Certain books have meant a great deal to me and I’ve enjoyed visiting the places that play a key role in them. Three spring immediately to mind: The Black Isle of Jane Duncan’s novels. Wester Ross and Sutherland of Sheila Stuart’s Alison books. And Ngaio Marsh’s When in Rome, where her suave gentleman detective Roderick Alleyn joins a select group on a murderous tour of a famous church, which was based on the real, very ancient and with an extraordinary archaeological significance, Basilica di San Clemente.

Many different things trigger novelists to write a particular storyline. A conversation overheard on a bus, a dream, a snippet of information on the news – then the writer’s imagination takes over and the process of “What if…?” begins.

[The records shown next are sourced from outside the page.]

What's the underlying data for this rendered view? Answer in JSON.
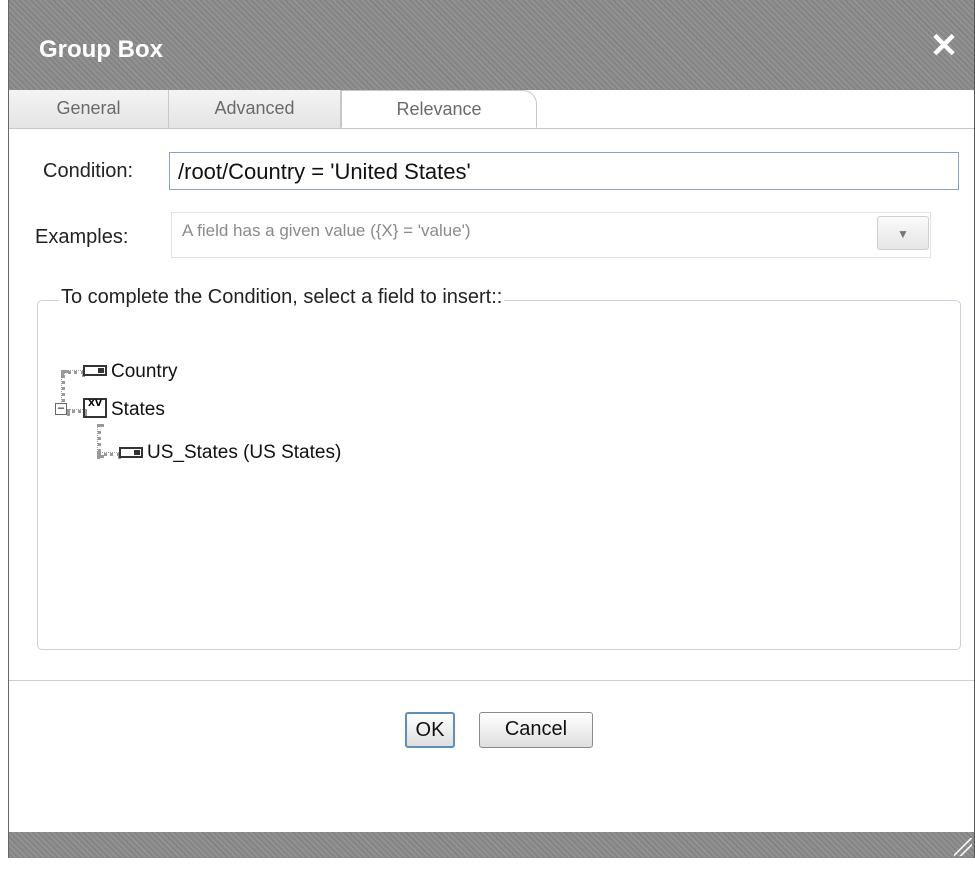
{
  "dialog": {
    "title": "Group Box",
    "close_icon": "close-icon"
  },
  "tabs": [
    {
      "label": "General",
      "active": false
    },
    {
      "label": "Advanced",
      "active": false
    },
    {
      "label": "Relevance",
      "active": true
    }
  ],
  "condition": {
    "label": "Condition:",
    "value": "/root/Country = 'United States'"
  },
  "examples": {
    "label": "Examples:",
    "selected": "A field has a given value ({X} = 'value')",
    "dropdown_icon": "chevron-down-icon"
  },
  "field_picker": {
    "legend": "To complete the Condition, select a field to insert::",
    "tree": [
      {
        "label": "Country",
        "icon": "text-field-icon"
      },
      {
        "label": "States",
        "icon": "group-icon",
        "expander": "−",
        "children": [
          {
            "label": "US_States (US States)",
            "icon": "text-field-icon"
          }
        ]
      }
    ],
    "group_icon_text": "XV"
  },
  "buttons": {
    "ok": "OK",
    "cancel": "Cancel"
  }
}
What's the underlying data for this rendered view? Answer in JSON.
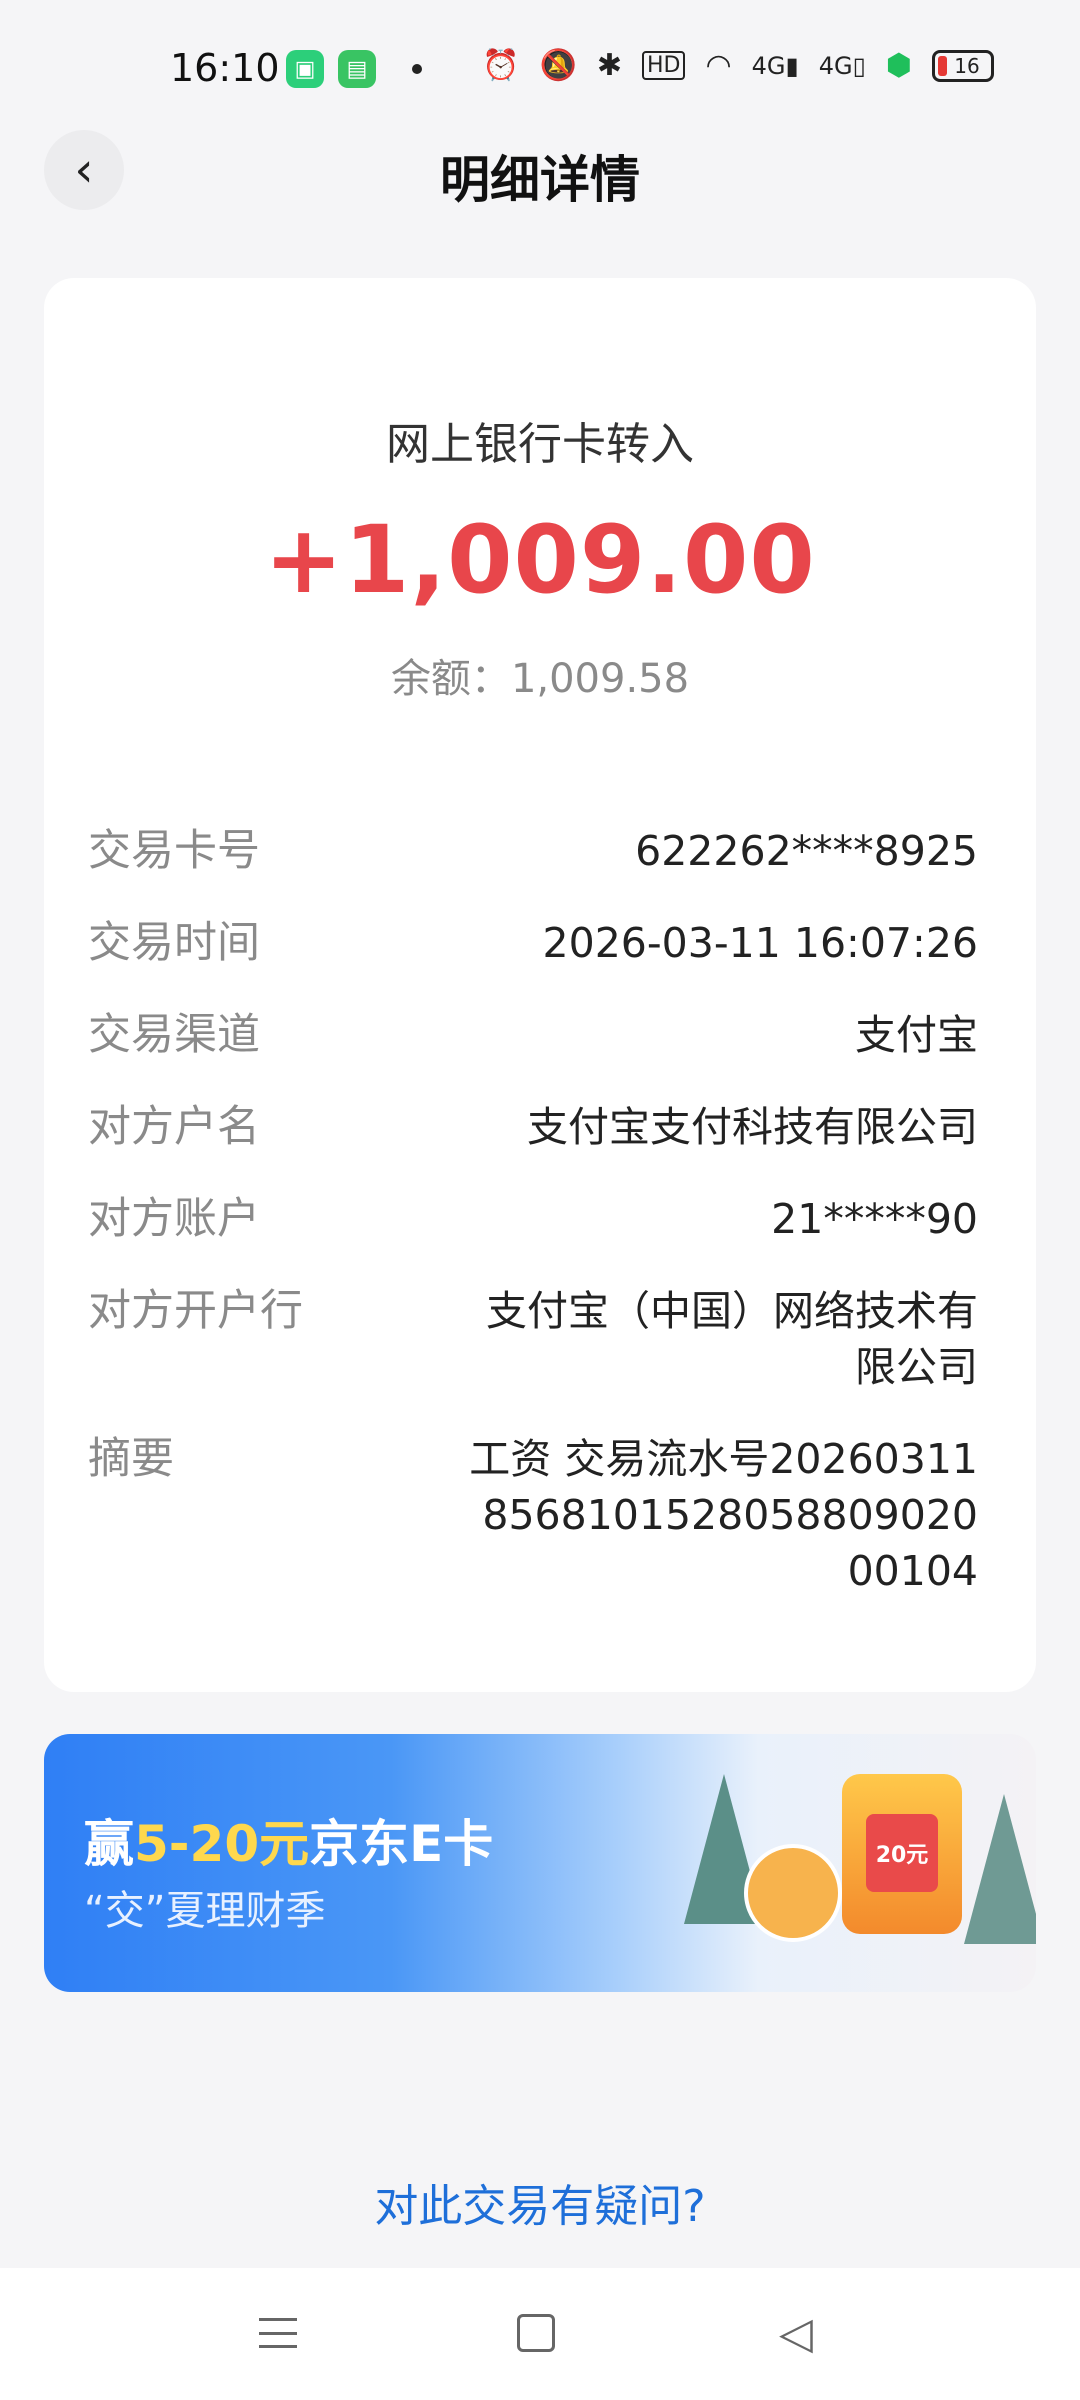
{
  "status_bar": {
    "time": "16:10",
    "battery_level": "16",
    "icons": [
      "alarm-icon",
      "mute-icon",
      "bluetooth-icon",
      "hd-icon",
      "wifi-icon",
      "signal-4g-icon",
      "signal-4g-icon",
      "shield-icon",
      "battery-icon"
    ]
  },
  "header": {
    "title": "明细详情",
    "back_icon": "chevron-left-icon"
  },
  "transaction": {
    "type": "网上银行卡转入",
    "amount": "+1,009.00",
    "balance_label": "余额：",
    "balance_value": "1,009.58",
    "amount_color": "#e8464b"
  },
  "details": [
    {
      "label": "交易卡号",
      "value": "622262****8925"
    },
    {
      "label": "交易时间",
      "value": "2026-03-11 16:07:26"
    },
    {
      "label": "交易渠道",
      "value": "支付宝"
    },
    {
      "label": "对方户名",
      "value": "支付宝支付科技有限公司"
    },
    {
      "label": "对方账户",
      "value": "21*****90"
    },
    {
      "label": "对方开户行",
      "value": "支付宝（中国）网络技术有限公司"
    },
    {
      "label": "摘要",
      "value": "工资 交易流水号20260311856810152805880902000104"
    }
  ],
  "promo": {
    "title_prefix": "赢",
    "title_highlight": "5-20元",
    "title_suffix": "京东E卡",
    "subtitle": "“交”夏理财季",
    "gift_label": "20元"
  },
  "footer": {
    "question_link": "对此交易有疑问?"
  },
  "nav": {
    "menu_icon": "menu-icon",
    "home_icon": "home-square-icon",
    "back_icon": "back-triangle-icon"
  }
}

Sheila Stuart

But whatever the inspiration for the plot may be, I’m a firm believer that the location, a convincing sense of place, can make a good story even better.

On a visit to Ardtornish in the Morvern Peninsula I discovered that this had been a special place to Scottish novelist John Buchan (1875-1940).

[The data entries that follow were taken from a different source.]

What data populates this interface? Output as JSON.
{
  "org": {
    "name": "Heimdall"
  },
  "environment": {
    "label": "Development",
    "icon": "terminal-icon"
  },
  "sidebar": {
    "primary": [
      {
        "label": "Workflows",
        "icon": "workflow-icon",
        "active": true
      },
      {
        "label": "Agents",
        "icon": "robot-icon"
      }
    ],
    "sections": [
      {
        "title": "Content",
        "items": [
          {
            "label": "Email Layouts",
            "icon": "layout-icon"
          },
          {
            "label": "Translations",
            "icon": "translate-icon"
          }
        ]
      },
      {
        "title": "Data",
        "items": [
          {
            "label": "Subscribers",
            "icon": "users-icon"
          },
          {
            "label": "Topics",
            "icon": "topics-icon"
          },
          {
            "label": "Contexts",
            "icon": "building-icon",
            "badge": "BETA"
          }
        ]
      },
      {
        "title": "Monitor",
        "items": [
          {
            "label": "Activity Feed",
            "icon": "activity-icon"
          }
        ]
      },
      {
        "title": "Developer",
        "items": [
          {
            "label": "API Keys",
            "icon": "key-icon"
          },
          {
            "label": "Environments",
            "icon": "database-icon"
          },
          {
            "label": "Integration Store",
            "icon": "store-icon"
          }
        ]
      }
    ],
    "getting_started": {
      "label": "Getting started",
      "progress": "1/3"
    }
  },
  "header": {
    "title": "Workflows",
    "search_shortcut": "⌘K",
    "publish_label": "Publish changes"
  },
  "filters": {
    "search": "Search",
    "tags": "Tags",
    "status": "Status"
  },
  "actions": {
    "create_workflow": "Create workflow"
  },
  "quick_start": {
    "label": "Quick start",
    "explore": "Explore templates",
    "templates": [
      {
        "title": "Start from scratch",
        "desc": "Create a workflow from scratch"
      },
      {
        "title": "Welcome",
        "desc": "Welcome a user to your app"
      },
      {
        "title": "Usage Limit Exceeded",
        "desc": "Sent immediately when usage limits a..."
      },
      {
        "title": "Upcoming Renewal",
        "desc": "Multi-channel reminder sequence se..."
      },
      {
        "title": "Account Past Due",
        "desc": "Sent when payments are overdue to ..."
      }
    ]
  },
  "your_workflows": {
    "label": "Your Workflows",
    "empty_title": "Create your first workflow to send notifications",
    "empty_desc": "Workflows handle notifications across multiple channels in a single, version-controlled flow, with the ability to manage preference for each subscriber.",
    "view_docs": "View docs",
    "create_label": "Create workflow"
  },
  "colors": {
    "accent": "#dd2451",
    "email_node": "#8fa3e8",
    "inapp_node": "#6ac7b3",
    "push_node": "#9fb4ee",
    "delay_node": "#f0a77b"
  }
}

It’s hard to describe Buchan as he was a man of so many parts: a son of the manse, lawyer, novelist, historian, poet, war-correspondent, diplomat, colonial administrator, army intelligence officer at the Western Front and later Director of Intelligence, politician and finally Governor General of Canada. All these and more. But predominantly a man who loved to write.

John Buchan

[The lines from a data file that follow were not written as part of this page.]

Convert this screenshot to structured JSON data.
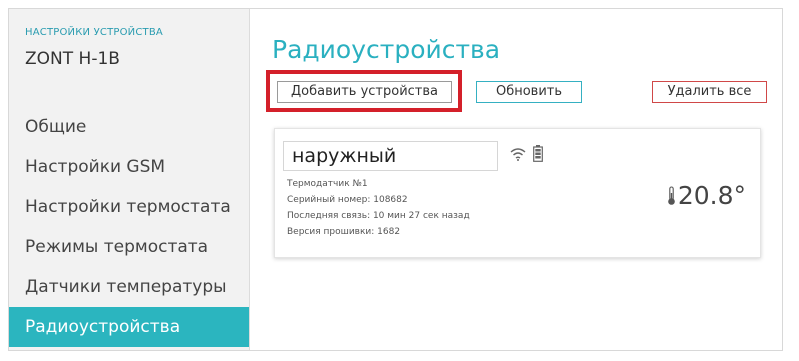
{
  "sidebar": {
    "device_label": "НАСТРОЙКИ УСТРОЙСТВА",
    "device_name": "ZONT H-1B",
    "items": [
      {
        "label": "Общие"
      },
      {
        "label": "Настройки GSM"
      },
      {
        "label": "Настройки термостата"
      },
      {
        "label": "Режимы термостата"
      },
      {
        "label": "Датчики температуры"
      },
      {
        "label": "Радиоустройства"
      }
    ],
    "active_item": "Радиоустройства"
  },
  "main": {
    "title": "Радиоустройства",
    "buttons": {
      "add": "Добавить устройства",
      "refresh": "Обновить",
      "delete_all": "Удалить все"
    },
    "device": {
      "name": "наружный",
      "type": "Термодатчик №1",
      "serial": "Серийный номер: 108682",
      "last_seen": "Последняя связь: 10 мин 27 сек назад",
      "firmware": "Версия прошивки: 1682",
      "temperature": "20.8°",
      "icons": [
        "signal-icon",
        "battery-icon",
        "thermometer-icon"
      ]
    }
  },
  "colors": {
    "accent": "#2bb5bf",
    "highlight": "#d4202a",
    "delete": "#d04848"
  }
}
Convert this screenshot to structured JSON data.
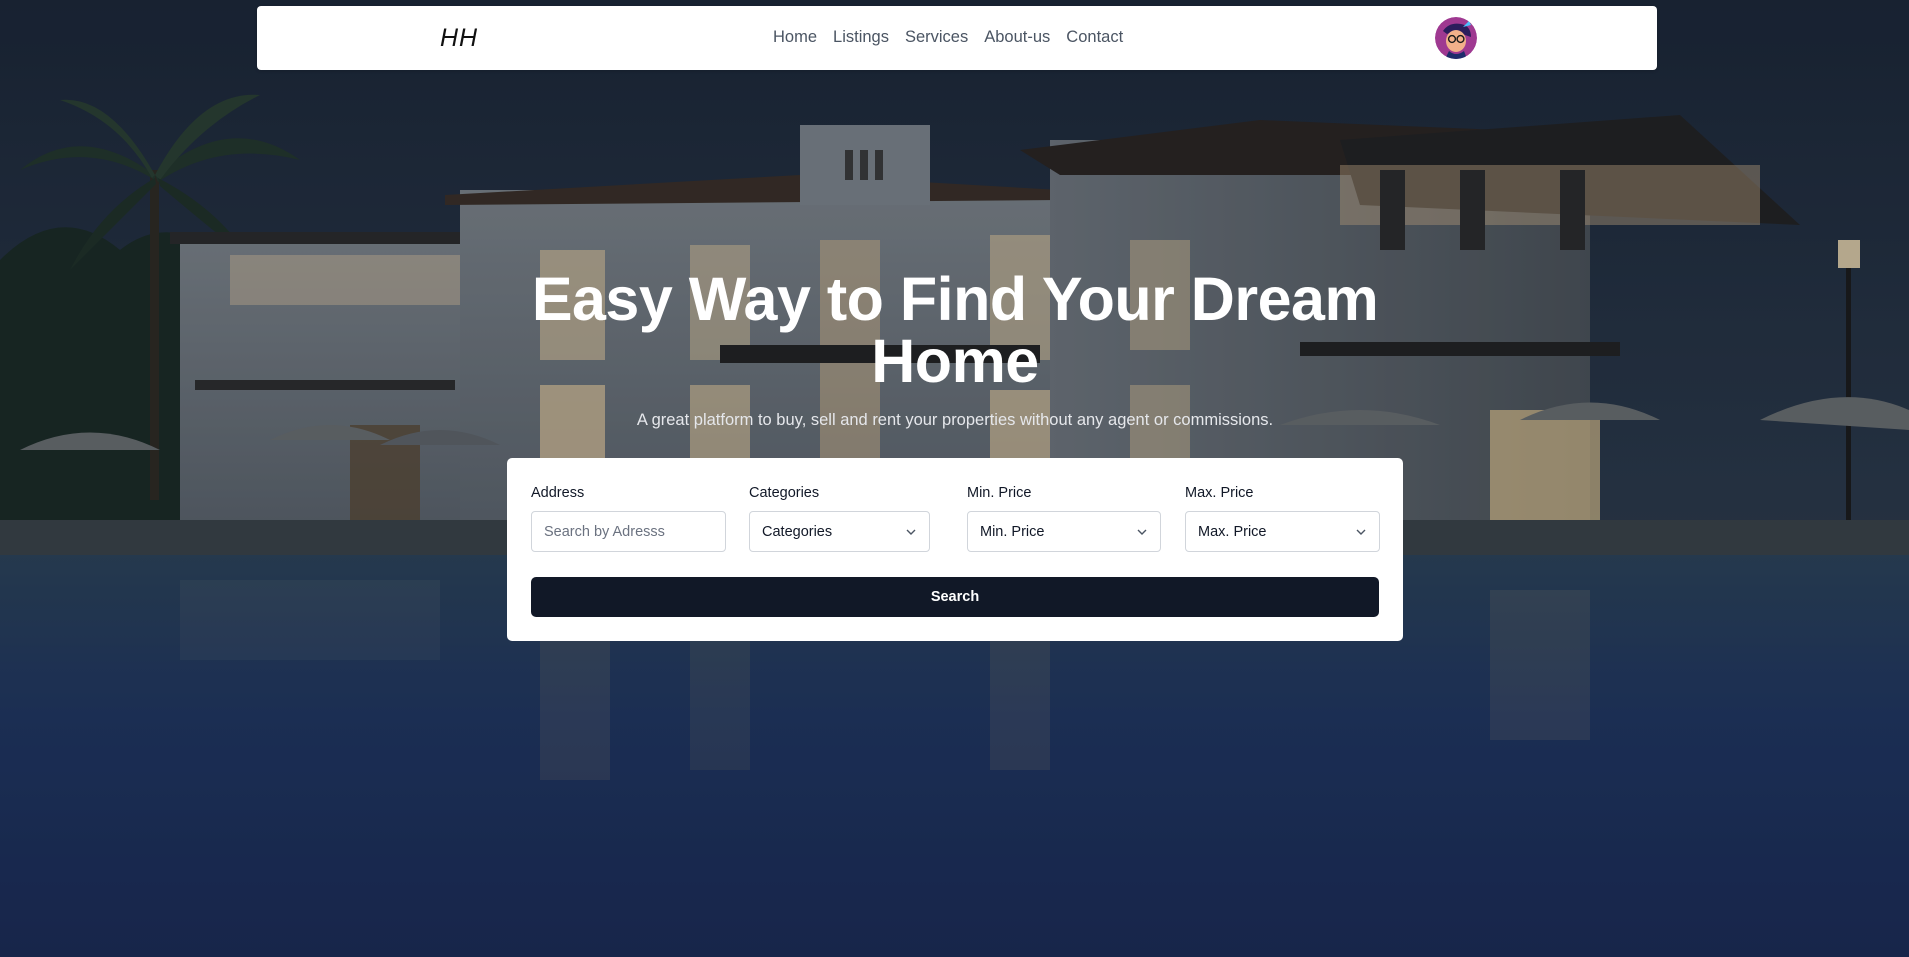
{
  "navbar": {
    "logo": "HH",
    "links": [
      {
        "label": "Home"
      },
      {
        "label": "Listings"
      },
      {
        "label": "Services"
      },
      {
        "label": "About-us"
      },
      {
        "label": "Contact"
      }
    ],
    "avatar_icon": "user-avatar-icon"
  },
  "hero": {
    "headline": "Easy Way to Find Your Dream Home",
    "subheadline": "A great platform to buy, sell and rent your properties without any agent or commissions."
  },
  "search": {
    "address_label": "Address",
    "address_placeholder": "Search by Adresss",
    "categories_label": "Categories",
    "categories_value": "Categories",
    "min_price_label": "Min. Price",
    "min_price_value": "Min. Price",
    "max_price_label": "Max. Price",
    "max_price_value": "Max. Price",
    "button_label": "Search"
  },
  "colors": {
    "button_bg": "#111827",
    "nav_text": "#4b5563"
  }
}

If you’ve read The 39 Steps, or seen one of the cinema versions, you’ll be familiar with the derring-do of his hero Richard Hannay. And be familiar too with the global, and at times very fanciful, conspiracies and evil-doers of the day.

However, one of his other classic tales, and perhaps a more plausible one, is John Macnab, first published in 1925. It’s a tale of adventure, the story of an unusual  challenge taken up by three men, plagued by inertia and depression in the aftermath of the First World War, a time when the world was for very many people a bleak, sad and difficult place.

Andrew Greig

It’s also a book which I feel is worth reading in conjunction with it’s ‘sequel’, The Return of John Macnab, penned by author and poet Andrew Greig in 1996. Both novels revolve round tales of poaching and challenge at a time of personal crisis for their characters.

In Buchan’s John Macnab, it’s three dissatisfied and world-weary establishment figures who take the challenge; in Andrew Greig’s it’s a very different cast of characters, with a strong critique on present-day land ownership in Scotland to boot. Both different, both of their times, and yet they make for an intriguing pairing.

It was John Buchan’s visits to Ardtornish that shaped the setting and action behind his fictitious tale of John Macnab. And in issue 75 of iScot Magazine, I take a look at Buchan’s time spent there and how this magnificent landscape shaped both him, his imagination and the high adventure of John Macnab.